"When I joined the Illinois community in 2019 to begin my graduate studies, I was amazed by all the wonderful opportunities existing on and off campus. As a doctoral student studying higher education, I was intentional about my organizational commitments because it is so easy to become overly involved.
I wanted to engage myself in areas on campus that allowed me to explore higher education and problematize the ways racially minoritized students face inequity. I joined groups committed to institutional change within higher education and society at large, I became a Research Assistant in OCCRL and the Strategic Initiatives Coordinator for Student Success in the Office of the Provost.

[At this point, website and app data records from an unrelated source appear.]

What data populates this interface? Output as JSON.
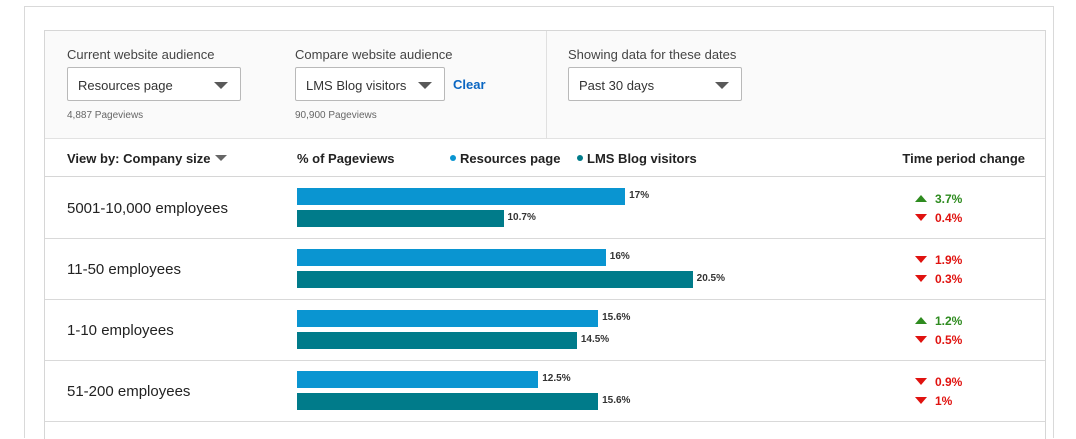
{
  "colors": {
    "resources_page": "#0a95d1",
    "lms_blog": "#007b8a",
    "increase": "#2e8b1f",
    "decrease": "#e0120f",
    "link": "#0a66c2"
  },
  "filters": {
    "current": {
      "label": "Current website audience",
      "value": "Resources page",
      "sub": "4,887 Pageviews"
    },
    "compare": {
      "label": "Compare website audience",
      "value": "LMS Blog visitors",
      "sub": "90,900 Pageviews",
      "clear_label": "Clear"
    },
    "dates": {
      "label": "Showing data for these dates",
      "value": "Past 30 days"
    }
  },
  "header": {
    "view_by": "View by: Company size",
    "metric": "% of Pageviews",
    "legend": [
      "Resources page",
      "LMS Blog visitors"
    ],
    "time_period_change": "Time period change"
  },
  "chart_data": {
    "type": "bar",
    "orientation": "horizontal",
    "categories": [
      "5001-10,000 employees",
      "11-50 employees",
      "1-10 employees",
      "51-200 employees"
    ],
    "series": [
      {
        "name": "Resources page",
        "values": [
          17,
          16,
          15.6,
          12.5
        ],
        "labels": [
          "17%",
          "16%",
          "15.6%",
          "12.5%"
        ]
      },
      {
        "name": "LMS Blog visitors",
        "values": [
          10.7,
          20.5,
          14.5,
          15.6
        ],
        "labels": [
          "10.7%",
          "20.5%",
          "14.5%",
          "15.6%"
        ]
      }
    ]
  },
  "rows": [
    {
      "label": "5001-10,000 employees",
      "changes": [
        {
          "dir": "up",
          "text": "3.7%"
        },
        {
          "dir": "down",
          "text": "0.4%"
        }
      ]
    },
    {
      "label": "11-50 employees",
      "changes": [
        {
          "dir": "down",
          "text": "1.9%"
        },
        {
          "dir": "down",
          "text": "0.3%"
        }
      ]
    },
    {
      "label": "1-10 employees",
      "changes": [
        {
          "dir": "up",
          "text": "1.2%"
        },
        {
          "dir": "down",
          "text": "0.5%"
        }
      ]
    },
    {
      "label": "51-200 employees",
      "changes": [
        {
          "dir": "down",
          "text": "0.9%"
        },
        {
          "dir": "down",
          "text": "1%"
        }
      ]
    }
  ]
}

The most rewarding part of my involvement is that I feel like I am making a difference on campus. I love the people who I work with daily. My Faculty Advisor, and Director of OCCRL Dr. Eboni Zamani Gallaher and Assistant Provost for Educational Programs Kathy Martensen have supported me in many ways. As a result of their investment in my growth and development, I am becoming a stronger scholar and practitioner.
Through my understanding of the structural and systemic inequalities within higher education, the way I approach problems and think about who is missing in critical spaces, whose voices are not included, has become a central focus of not only my work on campus but how I approach life in general."

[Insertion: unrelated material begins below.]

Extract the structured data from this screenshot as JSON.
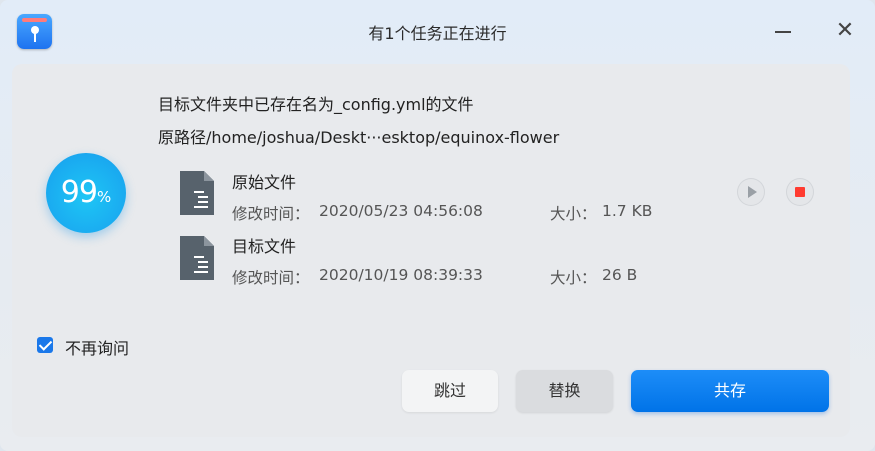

Alissa Irvin, a doctoral student in Curriculum & Instruction, received special recognition for her work in Tanzania and her ongoing commitment to building community among graduate students. Irvin’s leadership in the Champaign-Urbana community has been seen through her involvement in coordinating the Champaign-Urbana Black and African Arts Fest as well as serving as a member of the Champaign Unit 4 School District’s Education, Equity, and Excellence Committee.

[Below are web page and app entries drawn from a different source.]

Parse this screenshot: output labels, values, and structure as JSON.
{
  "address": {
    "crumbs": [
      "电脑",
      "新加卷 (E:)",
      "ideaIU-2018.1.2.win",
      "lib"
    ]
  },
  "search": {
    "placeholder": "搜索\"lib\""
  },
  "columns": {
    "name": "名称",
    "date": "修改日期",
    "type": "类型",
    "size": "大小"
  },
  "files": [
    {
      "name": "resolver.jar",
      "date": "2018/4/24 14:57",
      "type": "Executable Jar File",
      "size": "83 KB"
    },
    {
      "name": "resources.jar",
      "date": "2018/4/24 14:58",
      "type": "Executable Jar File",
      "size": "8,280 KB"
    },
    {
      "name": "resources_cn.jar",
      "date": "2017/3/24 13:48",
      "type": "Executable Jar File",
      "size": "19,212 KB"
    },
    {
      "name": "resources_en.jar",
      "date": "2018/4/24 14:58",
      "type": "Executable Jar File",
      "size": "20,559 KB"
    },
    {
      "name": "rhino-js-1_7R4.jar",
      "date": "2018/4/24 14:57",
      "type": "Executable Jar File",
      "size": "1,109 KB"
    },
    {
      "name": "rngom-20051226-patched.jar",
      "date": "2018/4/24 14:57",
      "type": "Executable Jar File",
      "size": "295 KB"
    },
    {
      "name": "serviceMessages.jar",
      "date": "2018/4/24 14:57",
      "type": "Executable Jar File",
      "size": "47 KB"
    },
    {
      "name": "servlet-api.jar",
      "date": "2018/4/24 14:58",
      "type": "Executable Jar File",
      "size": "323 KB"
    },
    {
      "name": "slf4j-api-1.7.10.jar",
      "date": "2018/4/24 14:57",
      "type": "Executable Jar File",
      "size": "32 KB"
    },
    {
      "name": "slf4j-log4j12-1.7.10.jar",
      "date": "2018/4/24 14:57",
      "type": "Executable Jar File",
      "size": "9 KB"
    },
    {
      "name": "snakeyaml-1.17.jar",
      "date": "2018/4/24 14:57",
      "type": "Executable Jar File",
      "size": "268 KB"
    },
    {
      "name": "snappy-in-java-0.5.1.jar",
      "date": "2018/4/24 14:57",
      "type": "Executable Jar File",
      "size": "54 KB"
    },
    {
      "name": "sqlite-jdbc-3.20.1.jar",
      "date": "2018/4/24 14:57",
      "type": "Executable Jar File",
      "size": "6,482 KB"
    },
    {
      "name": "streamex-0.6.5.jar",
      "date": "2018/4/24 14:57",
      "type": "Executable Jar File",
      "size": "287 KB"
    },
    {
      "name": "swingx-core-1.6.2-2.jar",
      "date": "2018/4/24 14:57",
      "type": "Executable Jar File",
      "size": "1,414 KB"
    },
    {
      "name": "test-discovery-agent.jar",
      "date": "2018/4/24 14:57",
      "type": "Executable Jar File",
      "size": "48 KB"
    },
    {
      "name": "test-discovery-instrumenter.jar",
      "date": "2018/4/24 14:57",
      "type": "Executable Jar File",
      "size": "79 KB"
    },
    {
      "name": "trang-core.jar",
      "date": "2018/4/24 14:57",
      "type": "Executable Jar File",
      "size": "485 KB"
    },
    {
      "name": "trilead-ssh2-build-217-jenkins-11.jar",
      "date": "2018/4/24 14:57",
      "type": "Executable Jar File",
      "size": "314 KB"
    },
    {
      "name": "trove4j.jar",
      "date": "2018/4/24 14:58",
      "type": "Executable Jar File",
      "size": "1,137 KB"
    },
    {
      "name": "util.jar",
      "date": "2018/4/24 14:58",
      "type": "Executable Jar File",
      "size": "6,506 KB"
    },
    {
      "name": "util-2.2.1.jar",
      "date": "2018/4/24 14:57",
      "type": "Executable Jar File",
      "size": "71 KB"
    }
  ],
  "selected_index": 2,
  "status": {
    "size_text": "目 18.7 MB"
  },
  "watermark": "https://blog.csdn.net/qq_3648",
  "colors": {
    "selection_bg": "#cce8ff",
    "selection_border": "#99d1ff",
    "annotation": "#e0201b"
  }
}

I have always had a passion for helping others but when I went to Tanzania, we were careful not to approach our work with the communities from a savior position. This was my first time being out of the country and it was also the first time being in a predominantly black space which was important to me.
I wanted to pair my sense of self and identity with a global social responsibility. This especially resonated with who I am as a Black woman and an educator working with a school in Tanzania. It was important to me to help create a space where students were able to do work and rely on electricity beyond relying on solar panels. This was a need expressed by members of the community and by school leadership, not an imposition of our own as visitors in this space.
We decided to have an auction to raise the money needed to add Kisiju to the electric grid. This brought that notion of operating in a collective for the collective back home to Illinois. One of the things that is important about this process is the Ubuntu mantra that, “When you go off to successfully achieve your goals, the responsibility is to bring that back home.” We are part of a collective. With that, we held the auction and raised the money to connect Kisiju Pwani to the electric the grid. It was just such a beautiful thing to be a part of. So much of this was wanting to connect myself with the idea of, “home” in Africa and being a Black American.
The most rewarding part is staying connected. I still communicate with the friends I made Tanzania. Being able to build relationships on a global scale particularly in East Africa as a member of the African diaspora, maintain those relationships and connect relationally; I really appreciate and honor that."
Nic Morse conducted this interview, and he is the Digital Media Specialist at the Graduate College. Nic came to the Graduate College after owning his own production company in town called Protagonist Pizza Productions. He now works on videos, graphic design, and motion graphics for higher education at Illinois.